▶ **What you have to do**: If a line in the listing below contains "this", return that line.

▶ **Information**:
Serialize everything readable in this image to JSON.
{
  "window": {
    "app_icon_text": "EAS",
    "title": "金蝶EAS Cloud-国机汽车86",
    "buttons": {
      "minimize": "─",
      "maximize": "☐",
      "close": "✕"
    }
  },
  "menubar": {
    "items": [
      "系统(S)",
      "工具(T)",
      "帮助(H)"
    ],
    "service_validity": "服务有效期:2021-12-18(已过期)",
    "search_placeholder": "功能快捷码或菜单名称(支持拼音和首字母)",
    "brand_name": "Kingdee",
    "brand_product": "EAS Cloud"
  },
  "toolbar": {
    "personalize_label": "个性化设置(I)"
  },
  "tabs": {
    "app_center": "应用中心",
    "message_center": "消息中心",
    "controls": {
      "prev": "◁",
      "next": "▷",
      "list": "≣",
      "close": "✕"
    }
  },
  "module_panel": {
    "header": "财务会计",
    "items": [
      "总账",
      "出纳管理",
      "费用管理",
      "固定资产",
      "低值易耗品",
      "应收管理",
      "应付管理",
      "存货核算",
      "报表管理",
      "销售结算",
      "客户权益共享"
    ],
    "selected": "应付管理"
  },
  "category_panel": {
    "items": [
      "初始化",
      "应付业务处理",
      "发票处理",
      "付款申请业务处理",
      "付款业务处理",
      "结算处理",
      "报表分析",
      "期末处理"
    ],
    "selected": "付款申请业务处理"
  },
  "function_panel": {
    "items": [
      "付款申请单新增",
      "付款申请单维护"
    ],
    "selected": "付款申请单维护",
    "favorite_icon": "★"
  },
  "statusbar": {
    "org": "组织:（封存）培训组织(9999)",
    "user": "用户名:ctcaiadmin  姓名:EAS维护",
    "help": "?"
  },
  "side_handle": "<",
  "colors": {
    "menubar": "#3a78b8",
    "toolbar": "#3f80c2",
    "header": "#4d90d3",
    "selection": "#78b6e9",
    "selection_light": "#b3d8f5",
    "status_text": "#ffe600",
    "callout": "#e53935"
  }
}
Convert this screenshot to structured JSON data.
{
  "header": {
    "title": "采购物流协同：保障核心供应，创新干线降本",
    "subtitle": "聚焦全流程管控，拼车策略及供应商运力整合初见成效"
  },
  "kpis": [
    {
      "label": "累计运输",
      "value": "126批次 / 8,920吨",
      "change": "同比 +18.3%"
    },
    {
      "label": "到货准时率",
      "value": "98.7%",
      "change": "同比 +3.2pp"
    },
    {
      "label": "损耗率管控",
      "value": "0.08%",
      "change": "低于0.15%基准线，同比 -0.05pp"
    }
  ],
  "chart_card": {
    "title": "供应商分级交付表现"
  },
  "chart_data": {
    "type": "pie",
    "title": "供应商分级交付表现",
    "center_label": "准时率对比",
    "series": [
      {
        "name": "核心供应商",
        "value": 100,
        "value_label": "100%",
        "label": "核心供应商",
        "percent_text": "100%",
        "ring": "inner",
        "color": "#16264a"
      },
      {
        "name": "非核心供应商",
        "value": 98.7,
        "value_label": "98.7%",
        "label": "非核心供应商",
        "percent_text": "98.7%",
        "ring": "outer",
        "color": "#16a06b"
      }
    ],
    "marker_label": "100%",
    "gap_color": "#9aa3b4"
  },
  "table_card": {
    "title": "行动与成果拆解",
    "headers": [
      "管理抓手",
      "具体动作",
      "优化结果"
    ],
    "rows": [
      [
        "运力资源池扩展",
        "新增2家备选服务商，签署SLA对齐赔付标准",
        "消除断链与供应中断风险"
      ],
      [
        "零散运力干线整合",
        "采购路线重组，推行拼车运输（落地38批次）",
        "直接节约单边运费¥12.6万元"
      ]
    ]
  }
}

▶ **Output below**:
Serialize everything readable in this image to JSON.
Convert this screenshot to structured JSON data.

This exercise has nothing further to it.